Items from a dataset
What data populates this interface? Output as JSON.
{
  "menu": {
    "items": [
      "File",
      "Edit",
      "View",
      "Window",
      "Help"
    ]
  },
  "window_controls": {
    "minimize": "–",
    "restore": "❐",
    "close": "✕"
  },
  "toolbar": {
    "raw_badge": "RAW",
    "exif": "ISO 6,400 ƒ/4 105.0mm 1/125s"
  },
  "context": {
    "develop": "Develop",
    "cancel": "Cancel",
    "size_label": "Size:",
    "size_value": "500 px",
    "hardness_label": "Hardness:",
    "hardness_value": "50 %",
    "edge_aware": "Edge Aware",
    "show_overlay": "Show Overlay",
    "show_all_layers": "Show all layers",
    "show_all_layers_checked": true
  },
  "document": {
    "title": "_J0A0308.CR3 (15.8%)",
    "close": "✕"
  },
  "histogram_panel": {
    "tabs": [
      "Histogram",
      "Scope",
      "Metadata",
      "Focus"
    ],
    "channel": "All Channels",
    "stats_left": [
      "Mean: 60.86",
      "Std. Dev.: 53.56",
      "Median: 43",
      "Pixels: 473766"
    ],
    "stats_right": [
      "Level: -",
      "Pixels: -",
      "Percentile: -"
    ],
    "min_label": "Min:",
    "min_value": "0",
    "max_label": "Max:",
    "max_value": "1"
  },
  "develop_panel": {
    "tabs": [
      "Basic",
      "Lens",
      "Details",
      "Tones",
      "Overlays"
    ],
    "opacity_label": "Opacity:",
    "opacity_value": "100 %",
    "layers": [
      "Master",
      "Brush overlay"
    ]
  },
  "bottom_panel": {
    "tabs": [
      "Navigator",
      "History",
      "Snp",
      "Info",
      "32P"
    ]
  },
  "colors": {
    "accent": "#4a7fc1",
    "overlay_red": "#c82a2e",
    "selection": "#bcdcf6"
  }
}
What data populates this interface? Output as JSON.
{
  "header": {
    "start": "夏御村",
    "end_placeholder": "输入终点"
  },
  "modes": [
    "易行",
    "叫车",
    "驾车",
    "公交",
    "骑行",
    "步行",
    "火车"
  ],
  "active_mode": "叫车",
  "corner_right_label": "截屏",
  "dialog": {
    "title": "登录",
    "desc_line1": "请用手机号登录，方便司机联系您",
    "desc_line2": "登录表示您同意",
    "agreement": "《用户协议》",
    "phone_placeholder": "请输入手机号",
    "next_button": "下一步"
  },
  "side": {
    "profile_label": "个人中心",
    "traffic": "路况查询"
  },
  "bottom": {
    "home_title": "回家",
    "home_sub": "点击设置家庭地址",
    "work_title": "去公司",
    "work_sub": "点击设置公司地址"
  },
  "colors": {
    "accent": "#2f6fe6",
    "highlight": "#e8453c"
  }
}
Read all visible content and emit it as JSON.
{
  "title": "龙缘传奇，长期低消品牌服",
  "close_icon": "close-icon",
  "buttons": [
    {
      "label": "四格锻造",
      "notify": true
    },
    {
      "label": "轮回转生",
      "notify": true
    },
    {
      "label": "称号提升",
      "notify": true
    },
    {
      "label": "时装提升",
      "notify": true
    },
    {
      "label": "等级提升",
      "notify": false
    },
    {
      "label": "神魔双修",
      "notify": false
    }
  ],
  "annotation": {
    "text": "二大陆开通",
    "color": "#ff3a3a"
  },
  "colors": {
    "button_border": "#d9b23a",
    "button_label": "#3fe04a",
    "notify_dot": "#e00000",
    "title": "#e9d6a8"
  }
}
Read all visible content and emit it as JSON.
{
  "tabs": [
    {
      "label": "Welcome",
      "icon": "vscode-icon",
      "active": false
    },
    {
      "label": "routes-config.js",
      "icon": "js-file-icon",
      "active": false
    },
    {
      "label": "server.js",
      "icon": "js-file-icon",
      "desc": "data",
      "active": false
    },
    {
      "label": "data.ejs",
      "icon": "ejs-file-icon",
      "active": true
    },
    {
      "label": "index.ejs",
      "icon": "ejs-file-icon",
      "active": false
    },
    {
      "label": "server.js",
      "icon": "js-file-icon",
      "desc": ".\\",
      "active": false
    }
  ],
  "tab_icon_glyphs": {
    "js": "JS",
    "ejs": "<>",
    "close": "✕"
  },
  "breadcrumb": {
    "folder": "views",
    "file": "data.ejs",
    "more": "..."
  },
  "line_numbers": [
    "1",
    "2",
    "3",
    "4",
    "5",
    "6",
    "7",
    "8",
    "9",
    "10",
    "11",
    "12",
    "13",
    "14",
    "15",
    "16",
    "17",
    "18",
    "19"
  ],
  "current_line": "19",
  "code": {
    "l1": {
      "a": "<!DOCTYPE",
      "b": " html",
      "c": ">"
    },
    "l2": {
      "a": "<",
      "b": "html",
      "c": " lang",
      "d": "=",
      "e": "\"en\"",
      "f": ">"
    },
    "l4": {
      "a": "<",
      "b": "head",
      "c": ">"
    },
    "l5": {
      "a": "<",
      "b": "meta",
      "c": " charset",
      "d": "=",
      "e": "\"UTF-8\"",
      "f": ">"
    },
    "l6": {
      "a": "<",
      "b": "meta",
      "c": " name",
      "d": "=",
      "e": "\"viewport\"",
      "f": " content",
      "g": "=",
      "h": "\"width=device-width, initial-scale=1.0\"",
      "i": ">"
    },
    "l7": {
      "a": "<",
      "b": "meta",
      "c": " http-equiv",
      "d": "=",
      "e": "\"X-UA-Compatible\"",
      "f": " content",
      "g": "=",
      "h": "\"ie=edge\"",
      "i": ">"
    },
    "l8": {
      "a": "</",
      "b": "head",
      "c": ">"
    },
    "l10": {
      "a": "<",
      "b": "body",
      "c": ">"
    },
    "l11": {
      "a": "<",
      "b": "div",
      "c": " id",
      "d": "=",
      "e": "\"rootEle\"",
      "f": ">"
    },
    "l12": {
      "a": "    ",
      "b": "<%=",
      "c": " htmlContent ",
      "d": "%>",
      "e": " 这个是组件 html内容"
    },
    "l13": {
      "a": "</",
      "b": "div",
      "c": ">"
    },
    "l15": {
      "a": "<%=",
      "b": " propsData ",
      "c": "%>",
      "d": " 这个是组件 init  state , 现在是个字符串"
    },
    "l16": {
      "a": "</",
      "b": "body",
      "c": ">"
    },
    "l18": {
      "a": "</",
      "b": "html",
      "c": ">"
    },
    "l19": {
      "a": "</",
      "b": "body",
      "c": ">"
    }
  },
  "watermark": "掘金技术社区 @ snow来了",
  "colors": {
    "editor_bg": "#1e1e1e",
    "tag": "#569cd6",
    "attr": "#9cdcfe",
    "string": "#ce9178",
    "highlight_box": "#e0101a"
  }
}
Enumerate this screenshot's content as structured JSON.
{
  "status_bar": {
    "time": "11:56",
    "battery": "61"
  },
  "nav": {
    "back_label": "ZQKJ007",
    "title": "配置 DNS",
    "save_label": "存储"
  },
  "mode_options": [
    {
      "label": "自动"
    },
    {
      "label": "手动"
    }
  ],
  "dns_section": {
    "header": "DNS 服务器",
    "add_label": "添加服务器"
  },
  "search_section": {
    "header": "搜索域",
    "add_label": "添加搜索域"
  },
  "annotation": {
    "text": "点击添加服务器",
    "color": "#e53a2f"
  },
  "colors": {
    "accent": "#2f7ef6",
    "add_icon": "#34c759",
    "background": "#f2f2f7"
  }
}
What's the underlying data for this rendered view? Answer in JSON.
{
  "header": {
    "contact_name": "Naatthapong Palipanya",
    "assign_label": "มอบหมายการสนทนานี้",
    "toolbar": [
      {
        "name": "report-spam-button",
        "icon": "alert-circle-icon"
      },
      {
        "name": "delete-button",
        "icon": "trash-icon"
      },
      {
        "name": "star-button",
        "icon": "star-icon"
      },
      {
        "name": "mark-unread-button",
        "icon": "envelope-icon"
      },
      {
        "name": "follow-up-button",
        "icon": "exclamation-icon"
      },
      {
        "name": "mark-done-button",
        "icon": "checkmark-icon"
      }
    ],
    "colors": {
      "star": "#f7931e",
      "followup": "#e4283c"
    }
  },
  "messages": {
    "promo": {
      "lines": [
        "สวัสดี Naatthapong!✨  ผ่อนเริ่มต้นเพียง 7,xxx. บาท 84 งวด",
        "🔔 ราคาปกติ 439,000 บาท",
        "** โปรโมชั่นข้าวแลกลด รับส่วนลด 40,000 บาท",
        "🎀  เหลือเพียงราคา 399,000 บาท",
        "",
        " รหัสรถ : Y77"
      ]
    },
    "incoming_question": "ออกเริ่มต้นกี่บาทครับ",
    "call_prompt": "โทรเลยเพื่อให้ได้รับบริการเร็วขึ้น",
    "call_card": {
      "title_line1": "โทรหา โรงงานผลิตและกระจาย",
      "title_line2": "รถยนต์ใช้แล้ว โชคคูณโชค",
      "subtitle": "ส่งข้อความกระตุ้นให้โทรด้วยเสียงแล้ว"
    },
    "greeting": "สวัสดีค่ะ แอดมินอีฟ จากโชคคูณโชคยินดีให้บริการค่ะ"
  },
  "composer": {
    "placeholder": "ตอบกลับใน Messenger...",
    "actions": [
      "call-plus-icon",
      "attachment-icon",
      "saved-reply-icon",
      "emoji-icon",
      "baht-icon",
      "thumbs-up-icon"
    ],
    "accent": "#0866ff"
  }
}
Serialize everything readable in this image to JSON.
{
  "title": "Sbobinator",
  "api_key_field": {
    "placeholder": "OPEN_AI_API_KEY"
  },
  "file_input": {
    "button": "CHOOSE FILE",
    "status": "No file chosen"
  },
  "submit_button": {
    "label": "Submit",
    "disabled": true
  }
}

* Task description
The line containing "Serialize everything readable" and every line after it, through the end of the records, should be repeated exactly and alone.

* Solution to this exercise
Serialize everything readable in this image to JSON.
{
  "title": "Sbobinator",
  "api_key_field": {
    "placeholder": "OPEN_AI_API_KEY"
  },
  "file_input": {
    "button": "CHOOSE FILE",
    "status": "No file chosen"
  },
  "submit_button": {
    "label": "Submit",
    "disabled": true
  }
}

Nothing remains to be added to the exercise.